JACKSONVILLE, Fla. – A group of activists called Monday for the Jacksonville City Council to reject a budget proposal that would increase the police force, saying more officers won't mean more safety.
Sheriff Mike Williams asked for $4.4 million to add 80 officers in the coming year and another 20 in the future.
The City Council voted in Finance Committee to approve the 100 new Jacksonville sheriff's officers in the upcoming budget.
But community activists want the council to slam on the brakes. A group called the Jacksonville Community Action Committee gathered Monday afternoon outside City Hall, where it plans to return Tuesday.

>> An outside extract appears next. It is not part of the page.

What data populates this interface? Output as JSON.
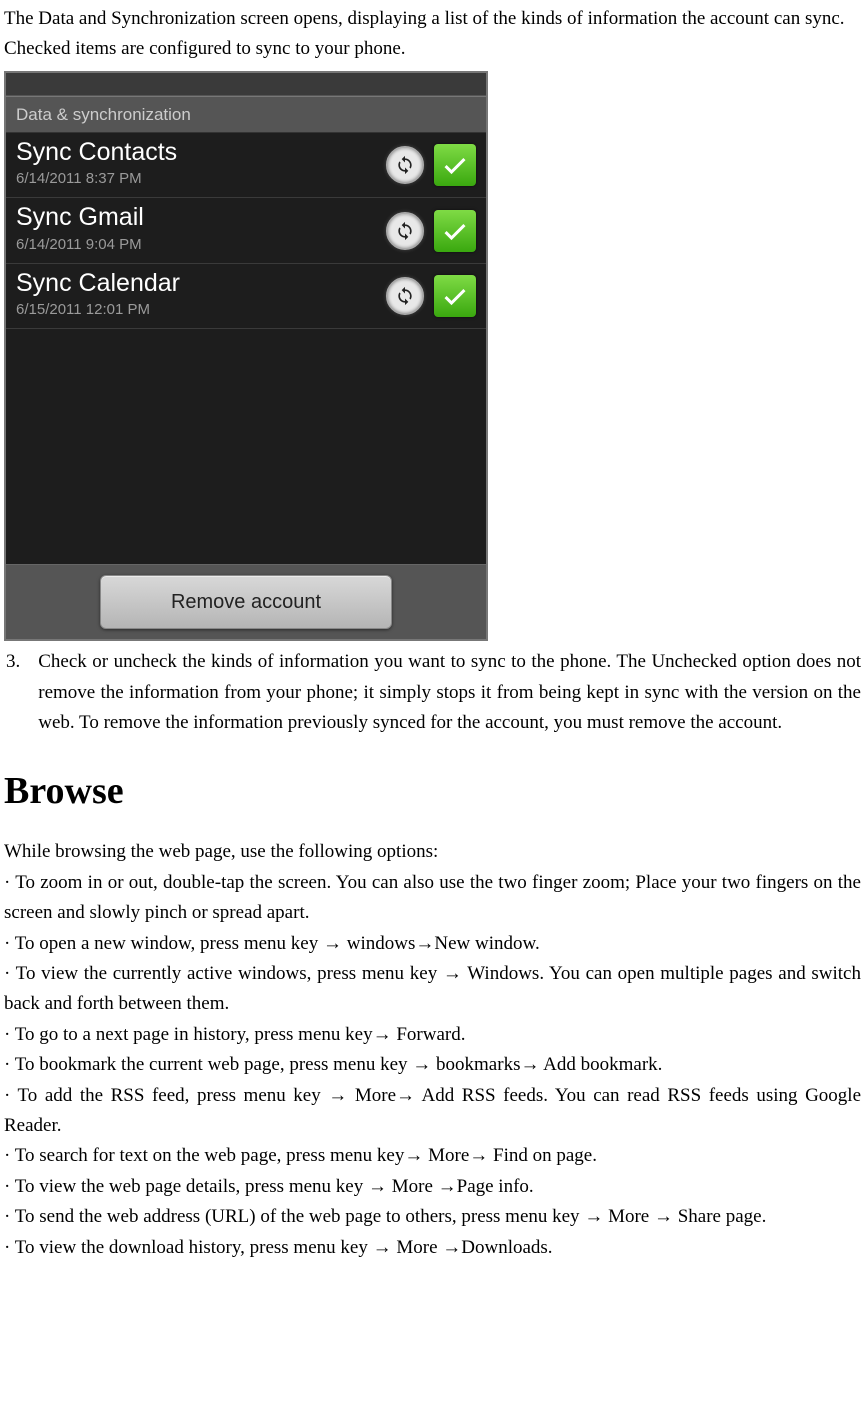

About two dozen people, at times chanting slogans about needing justice and accountability, called for the Jacksonville City Council to vote against the budget proposal that would add new JSO officers.
Demonstrators said they want accountability to citizens first. The group also said more officers are more trouble, not better safety.
"There's no correlation that's been drawn. It's inconclusive if you look at all the studies. Just frankly, you can Google it. It's not hidden information. Every city that has look to that for the answer, it's been inconclusive. And, actually, in a few cities there's even rises in police crimes," said Christina Kittle with the Jacksonville Community Action Committee.
A woman whose son was killed in July in Jacksonville said she opposes more officers as well. Though officers did not kill Keegan Roberts, his mother said that she blames police for not arresting the killer.
Michael Sampson with the Jacksonville Community Action Committee called for better training. But he also said accountability to the people of Jacksonville is more important to him, which is why he wants a citizen-led review board with sweeping power.
"It is a citizen's review board with actual teeth. We should be able to hire and fire officers. They should have subpoena power to review evidence," Sampson said. "In the past, the mayor and other council persons have talked about a review board that has no teeth, that has no ability to actually hire and fire. And that's where it needs to be at. The people of Jacksonville need to have the power to have oversight over the department that their taxable dollars pay money into."
The sheriff has heard the concerns before. When Williams asked the City Council for the additional officers on Aug. 25, News4Jax asked about the calls for more training.
"We're looking at many different types of training: diversity training, implicit bias training. All the things you hear nationally, those are trends, and we pay attention to that," Williams said. "It could be a budget issue. So we're working through all those details," Williams said.
Williams pointed to continuing rapid growth in northeast Florida as his primary reason for the request.
But the group outside City Hall said it wants more power in discipline and decisions, not more officers.
The City Council will vote on the budget at the end of September.